WHAT THIS TASK INVOLVES:
Write out each record a second time, exactly.

Items from an interface collection
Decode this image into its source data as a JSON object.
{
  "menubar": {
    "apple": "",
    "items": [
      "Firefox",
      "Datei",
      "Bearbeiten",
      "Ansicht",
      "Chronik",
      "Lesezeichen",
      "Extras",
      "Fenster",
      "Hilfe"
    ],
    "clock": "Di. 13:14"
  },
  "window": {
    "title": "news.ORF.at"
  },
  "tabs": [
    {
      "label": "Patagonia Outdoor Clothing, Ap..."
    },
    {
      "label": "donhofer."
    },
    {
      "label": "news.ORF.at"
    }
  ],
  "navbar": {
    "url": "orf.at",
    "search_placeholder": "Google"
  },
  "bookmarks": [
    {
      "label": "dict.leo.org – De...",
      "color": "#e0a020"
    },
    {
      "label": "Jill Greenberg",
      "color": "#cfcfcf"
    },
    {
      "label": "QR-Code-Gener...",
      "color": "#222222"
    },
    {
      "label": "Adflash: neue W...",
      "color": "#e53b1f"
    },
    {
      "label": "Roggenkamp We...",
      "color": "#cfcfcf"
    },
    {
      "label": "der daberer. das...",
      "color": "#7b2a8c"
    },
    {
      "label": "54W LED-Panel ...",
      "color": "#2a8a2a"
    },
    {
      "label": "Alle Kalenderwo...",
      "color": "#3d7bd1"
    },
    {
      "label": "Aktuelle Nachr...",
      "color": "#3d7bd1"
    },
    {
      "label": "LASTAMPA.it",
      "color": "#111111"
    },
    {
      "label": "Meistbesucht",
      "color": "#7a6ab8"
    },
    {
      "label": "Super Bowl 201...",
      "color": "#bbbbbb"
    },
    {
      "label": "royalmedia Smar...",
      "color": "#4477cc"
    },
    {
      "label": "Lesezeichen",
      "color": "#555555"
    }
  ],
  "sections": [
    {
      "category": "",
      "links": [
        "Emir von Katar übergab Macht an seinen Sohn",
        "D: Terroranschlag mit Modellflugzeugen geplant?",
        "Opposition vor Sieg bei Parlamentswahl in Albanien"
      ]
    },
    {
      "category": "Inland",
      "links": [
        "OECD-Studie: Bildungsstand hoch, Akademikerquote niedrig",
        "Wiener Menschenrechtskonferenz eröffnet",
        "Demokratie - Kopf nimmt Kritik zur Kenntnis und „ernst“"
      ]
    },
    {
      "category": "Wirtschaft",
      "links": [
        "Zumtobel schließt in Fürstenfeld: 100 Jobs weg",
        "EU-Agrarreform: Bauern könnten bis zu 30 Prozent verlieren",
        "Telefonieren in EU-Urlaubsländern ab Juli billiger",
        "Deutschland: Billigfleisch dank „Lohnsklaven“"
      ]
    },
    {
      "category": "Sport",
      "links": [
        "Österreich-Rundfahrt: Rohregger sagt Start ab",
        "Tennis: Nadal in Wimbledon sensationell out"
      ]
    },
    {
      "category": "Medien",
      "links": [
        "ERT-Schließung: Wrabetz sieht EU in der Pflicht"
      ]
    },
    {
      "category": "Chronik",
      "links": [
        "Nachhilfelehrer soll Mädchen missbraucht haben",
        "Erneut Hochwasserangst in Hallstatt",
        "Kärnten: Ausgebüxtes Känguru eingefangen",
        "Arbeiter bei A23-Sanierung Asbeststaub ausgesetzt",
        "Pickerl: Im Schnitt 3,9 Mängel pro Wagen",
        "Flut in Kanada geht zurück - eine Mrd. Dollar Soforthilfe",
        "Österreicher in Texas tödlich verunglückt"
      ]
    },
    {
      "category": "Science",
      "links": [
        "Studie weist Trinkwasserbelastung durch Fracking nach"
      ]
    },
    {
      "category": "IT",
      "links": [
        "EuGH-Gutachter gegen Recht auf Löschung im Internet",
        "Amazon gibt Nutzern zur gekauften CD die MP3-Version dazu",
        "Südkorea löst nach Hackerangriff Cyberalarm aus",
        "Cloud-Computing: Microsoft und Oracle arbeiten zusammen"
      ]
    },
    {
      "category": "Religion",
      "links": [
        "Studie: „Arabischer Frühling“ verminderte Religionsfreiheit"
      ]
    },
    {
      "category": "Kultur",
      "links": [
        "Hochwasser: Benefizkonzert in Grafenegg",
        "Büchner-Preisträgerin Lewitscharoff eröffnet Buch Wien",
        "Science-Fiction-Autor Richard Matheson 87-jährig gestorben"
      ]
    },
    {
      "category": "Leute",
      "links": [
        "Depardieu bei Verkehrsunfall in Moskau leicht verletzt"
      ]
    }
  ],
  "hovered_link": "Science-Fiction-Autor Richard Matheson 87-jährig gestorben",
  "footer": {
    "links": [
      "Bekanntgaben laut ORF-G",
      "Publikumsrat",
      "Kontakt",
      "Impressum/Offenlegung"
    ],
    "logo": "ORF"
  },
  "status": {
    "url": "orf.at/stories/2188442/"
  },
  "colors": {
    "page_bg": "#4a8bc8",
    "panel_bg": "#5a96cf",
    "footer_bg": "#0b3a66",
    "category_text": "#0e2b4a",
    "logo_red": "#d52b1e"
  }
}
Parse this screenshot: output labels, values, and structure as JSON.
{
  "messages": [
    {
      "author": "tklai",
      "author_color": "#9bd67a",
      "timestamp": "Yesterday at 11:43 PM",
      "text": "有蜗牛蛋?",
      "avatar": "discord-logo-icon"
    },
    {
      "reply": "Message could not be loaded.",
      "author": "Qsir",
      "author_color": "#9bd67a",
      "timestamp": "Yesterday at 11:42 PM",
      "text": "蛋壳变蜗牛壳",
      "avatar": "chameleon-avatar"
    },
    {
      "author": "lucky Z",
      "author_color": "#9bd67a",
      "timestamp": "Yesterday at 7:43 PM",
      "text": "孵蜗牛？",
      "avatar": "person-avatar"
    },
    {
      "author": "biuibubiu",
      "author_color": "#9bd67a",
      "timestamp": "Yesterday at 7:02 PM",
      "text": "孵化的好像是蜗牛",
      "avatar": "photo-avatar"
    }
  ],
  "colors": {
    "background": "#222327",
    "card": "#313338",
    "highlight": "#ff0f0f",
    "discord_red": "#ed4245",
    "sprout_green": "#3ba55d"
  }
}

FINAL ANSWER:
Decode this image into its source data as a JSON object.
{
  "menubar": {
    "apple": "",
    "items": [
      "Firefox",
      "Datei",
      "Bearbeiten",
      "Ansicht",
      "Chronik",
      "Lesezeichen",
      "Extras",
      "Fenster",
      "Hilfe"
    ],
    "clock": "Di. 13:14"
  },
  "window": {
    "title": "news.ORF.at"
  },
  "tabs": [
    {
      "label": "Patagonia Outdoor Clothing, Ap..."
    },
    {
      "label": "donhofer."
    },
    {
      "label": "news.ORF.at"
    }
  ],
  "navbar": {
    "url": "orf.at",
    "search_placeholder": "Google"
  },
  "bookmarks": [
    {
      "label": "dict.leo.org – De...",
      "color": "#e0a020"
    },
    {
      "label": "Jill Greenberg",
      "color": "#cfcfcf"
    },
    {
      "label": "QR-Code-Gener...",
      "color": "#222222"
    },
    {
      "label": "Adflash: neue W...",
      "color": "#e53b1f"
    },
    {
      "label": "Roggenkamp We...",
      "color": "#cfcfcf"
    },
    {
      "label": "der daberer. das...",
      "color": "#7b2a8c"
    },
    {
      "label": "54W LED-Panel ...",
      "color": "#2a8a2a"
    },
    {
      "label": "Alle Kalenderwo...",
      "color": "#3d7bd1"
    },
    {
      "label": "Aktuelle Nachr...",
      "color": "#3d7bd1"
    },
    {
      "label": "LASTAMPA.it",
      "color": "#111111"
    },
    {
      "label": "Meistbesucht",
      "color": "#7a6ab8"
    },
    {
      "label": "Super Bowl 201...",
      "color": "#bbbbbb"
    },
    {
      "label": "royalmedia Smar...",
      "color": "#4477cc"
    },
    {
      "label": "Lesezeichen",
      "color": "#555555"
    }
  ],
  "sections": [
    {
      "category": "",
      "links": [
        "Emir von Katar übergab Macht an seinen Sohn",
        "D: Terroranschlag mit Modellflugzeugen geplant?",
        "Opposition vor Sieg bei Parlamentswahl in Albanien"
      ]
    },
    {
      "category": "Inland",
      "links": [
        "OECD-Studie: Bildungsstand hoch, Akademikerquote niedrig",
        "Wiener Menschenrechtskonferenz eröffnet",
        "Demokratie - Kopf nimmt Kritik zur Kenntnis und „ernst“"
      ]
    },
    {
      "category": "Wirtschaft",
      "links": [
        "Zumtobel schließt in Fürstenfeld: 100 Jobs weg",
        "EU-Agrarreform: Bauern könnten bis zu 30 Prozent verlieren",
        "Telefonieren in EU-Urlaubsländern ab Juli billiger",
        "Deutschland: Billigfleisch dank „Lohnsklaven“"
      ]
    },
    {
      "category": "Sport",
      "links": [
        "Österreich-Rundfahrt: Rohregger sagt Start ab",
        "Tennis: Nadal in Wimbledon sensationell out"
      ]
    },
    {
      "category": "Medien",
      "links": [
        "ERT-Schließung: Wrabetz sieht EU in der Pflicht"
      ]
    },
    {
      "category": "Chronik",
      "links": [
        "Nachhilfelehrer soll Mädchen missbraucht haben",
        "Erneut Hochwasserangst in Hallstatt",
        "Kärnten: Ausgebüxtes Känguru eingefangen",
        "Arbeiter bei A23-Sanierung Asbeststaub ausgesetzt",
        "Pickerl: Im Schnitt 3,9 Mängel pro Wagen",
        "Flut in Kanada geht zurück - eine Mrd. Dollar Soforthilfe",
        "Österreicher in Texas tödlich verunglückt"
      ]
    },
    {
      "category": "Science",
      "links": [
        "Studie weist Trinkwasserbelastung durch Fracking nach"
      ]
    },
    {
      "category": "IT",
      "links": [
        "EuGH-Gutachter gegen Recht auf Löschung im Internet",
        "Amazon gibt Nutzern zur gekauften CD die MP3-Version dazu",
        "Südkorea löst nach Hackerangriff Cyberalarm aus",
        "Cloud-Computing: Microsoft und Oracle arbeiten zusammen"
      ]
    },
    {
      "category": "Religion",
      "links": [
        "Studie: „Arabischer Frühling“ verminderte Religionsfreiheit"
      ]
    },
    {
      "category": "Kultur",
      "links": [
        "Hochwasser: Benefizkonzert in Grafenegg",
        "Büchner-Preisträgerin Lewitscharoff eröffnet Buch Wien",
        "Science-Fiction-Autor Richard Matheson 87-jährig gestorben"
      ]
    },
    {
      "category": "Leute",
      "links": [
        "Depardieu bei Verkehrsunfall in Moskau leicht verletzt"
      ]
    }
  ],
  "hovered_link": "Science-Fiction-Autor Richard Matheson 87-jährig gestorben",
  "footer": {
    "links": [
      "Bekanntgaben laut ORF-G",
      "Publikumsrat",
      "Kontakt",
      "Impressum/Offenlegung"
    ],
    "logo": "ORF"
  },
  "status": {
    "url": "orf.at/stories/2188442/"
  },
  "colors": {
    "page_bg": "#4a8bc8",
    "panel_bg": "#5a96cf",
    "footer_bg": "#0b3a66",
    "category_text": "#0e2b4a",
    "logo_red": "#d52b1e"
  }
}
Parse this screenshot: output labels, values, and structure as JSON.
{
  "messages": [
    {
      "author": "tklai",
      "author_color": "#9bd67a",
      "timestamp": "Yesterday at 11:43 PM",
      "text": "有蜗牛蛋?",
      "avatar": "discord-logo-icon"
    },
    {
      "reply": "Message could not be loaded.",
      "author": "Qsir",
      "author_color": "#9bd67a",
      "timestamp": "Yesterday at 11:42 PM",
      "text": "蛋壳变蜗牛壳",
      "avatar": "chameleon-avatar"
    },
    {
      "author": "lucky Z",
      "author_color": "#9bd67a",
      "timestamp": "Yesterday at 7:43 PM",
      "text": "孵蜗牛？",
      "avatar": "person-avatar"
    },
    {
      "author": "biuibubiu",
      "author_color": "#9bd67a",
      "timestamp": "Yesterday at 7:02 PM",
      "text": "孵化的好像是蜗牛",
      "avatar": "photo-avatar"
    }
  ],
  "colors": {
    "background": "#222327",
    "card": "#313338",
    "highlight": "#ff0f0f",
    "discord_red": "#ed4245",
    "sprout_green": "#3ba55d"
  }
}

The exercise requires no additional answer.